Children teach me a lot about God and remind me often that they have even more to share with me than I do with them. As a three-year old told me recently, “I talk to God during nap time. God tells me to brush my teeth.” See, right there we have a reminder to talk to God more often, AND a reminder to have good dental hygiene!

What have been the greatest challenges you have encountered in ministry?

Accepting that I felt called to work in the local church was a hurdle I faced for a long time. Growing up a member of a minister’s family, I was weary of the harm that churches can do. While I am still aware of the pain churches have caused and the toxicity that they are capable of, I have also opened myself up to the beauty, healing, and transformation that can and does happen in church communities. I have witnessed the ways that churches can be forces of good in the world. Besides, it’s easier to make an institution like the church better by working from inside it than by standing outside throwing rocks at its stained glass windows.

Another challenge I have encountered that I did not expect is singleness as a minister. I mean this on two levels. First, people don’t realize that sometimes they talk about a person’s singleness as though they are less than whole somehow until they have a partner. Churches are full of well-intentioned people who imply in saying “you’ll get there someday honey, he’s out there” that a Master’s degree, my cat, and friends aren’t enough to be fulfilling right now (they are!). The best route to take when commenting on a minister’s relationship status is probably…not to comment. The second level that makes this difficult is that ministry can be lonely, especially if you have just moved to a smaller town where all of the young adults are married and most have children. Finding intentional ways as an extrovert to connect with people and maintain a social life has been difficult for me, but those connections are very important. Having a fantastic church family that seeks out connection with me as well has made this challenge much easier.

What advice would you give to a girl sensing a call to ministry?

Surround yourself with people who support you and your call. When I was figuring out my calling there were people in my life who didn’t believe I was (or could be) called, and they almost had me convinced too. Entering ministry is a brave thing to do, and I couldn’t have done it without the support of key people in my life who saw something in me and pushed me to see and believe it, too. Shout-out to Carole Barnsley, Andrea Woolley, Rebecca Caswell-Speight, and too many church families to name along with my own family for being voices that encouraged and pushed me when I needed it most. Without these and so many other people over the past few years, I would have turned and run when it seemed like an easier route was available. If you are in a situation where you don’t feel like anyone supports your calling, reach out to Pam Durso, and I guarantee you’ll have a champion in your corner! She convinced me to enjoy preaching, so she’s a miracle-worker, that woman.
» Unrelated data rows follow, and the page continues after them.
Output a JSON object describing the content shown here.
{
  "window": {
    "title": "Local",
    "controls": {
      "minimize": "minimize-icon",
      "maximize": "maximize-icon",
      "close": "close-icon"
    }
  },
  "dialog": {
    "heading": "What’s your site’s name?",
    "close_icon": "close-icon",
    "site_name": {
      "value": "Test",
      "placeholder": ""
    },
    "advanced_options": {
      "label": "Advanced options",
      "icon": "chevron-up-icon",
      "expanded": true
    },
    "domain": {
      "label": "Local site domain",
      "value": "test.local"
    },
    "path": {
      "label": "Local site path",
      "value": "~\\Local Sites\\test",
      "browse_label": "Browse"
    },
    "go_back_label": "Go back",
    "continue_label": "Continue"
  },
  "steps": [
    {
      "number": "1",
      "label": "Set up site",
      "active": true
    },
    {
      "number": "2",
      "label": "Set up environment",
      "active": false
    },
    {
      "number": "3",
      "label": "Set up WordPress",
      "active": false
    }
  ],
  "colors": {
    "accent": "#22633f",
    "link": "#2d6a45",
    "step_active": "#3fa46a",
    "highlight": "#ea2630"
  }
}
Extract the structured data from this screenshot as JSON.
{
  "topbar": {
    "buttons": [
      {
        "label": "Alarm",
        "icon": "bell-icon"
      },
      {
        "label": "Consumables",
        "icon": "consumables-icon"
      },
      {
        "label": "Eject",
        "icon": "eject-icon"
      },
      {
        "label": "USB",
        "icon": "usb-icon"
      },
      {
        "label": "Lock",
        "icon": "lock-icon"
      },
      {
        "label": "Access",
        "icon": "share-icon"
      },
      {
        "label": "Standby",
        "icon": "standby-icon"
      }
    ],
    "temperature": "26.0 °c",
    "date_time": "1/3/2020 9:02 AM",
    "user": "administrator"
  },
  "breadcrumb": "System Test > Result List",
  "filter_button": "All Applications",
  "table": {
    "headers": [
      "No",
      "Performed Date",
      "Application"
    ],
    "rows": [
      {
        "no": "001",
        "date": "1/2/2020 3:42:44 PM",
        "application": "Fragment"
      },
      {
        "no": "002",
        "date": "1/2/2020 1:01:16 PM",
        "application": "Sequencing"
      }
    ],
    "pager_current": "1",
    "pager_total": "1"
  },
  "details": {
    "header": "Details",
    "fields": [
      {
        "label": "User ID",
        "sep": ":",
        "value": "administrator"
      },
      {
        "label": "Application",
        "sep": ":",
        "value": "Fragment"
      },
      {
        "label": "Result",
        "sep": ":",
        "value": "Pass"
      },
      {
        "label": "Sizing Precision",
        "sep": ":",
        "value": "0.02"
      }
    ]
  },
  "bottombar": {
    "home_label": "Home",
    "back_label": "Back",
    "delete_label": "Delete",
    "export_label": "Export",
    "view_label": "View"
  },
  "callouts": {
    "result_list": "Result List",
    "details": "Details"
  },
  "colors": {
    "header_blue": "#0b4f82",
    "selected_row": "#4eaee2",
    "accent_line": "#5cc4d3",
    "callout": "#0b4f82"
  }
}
Know that it’s okay to feel like you don’t know what you’re doing and to ask for help. After internships, a Master’s degree, and almost a year serving full-time as a minister, I am often still shocked and overwhelmed when I see the word “reverend” in front of my name. Be honest about when you need help, and soak up every ministry experience you get like a sponge. Along with that, know what you’re good at, and be proud of your ministry strengths and accomplishments. Keep encouraging letters, texts and emails that remind you that you are called. If you work with children, keep the artwork they give you. Keep listening to the still small voice that says you are called, because the church needs you!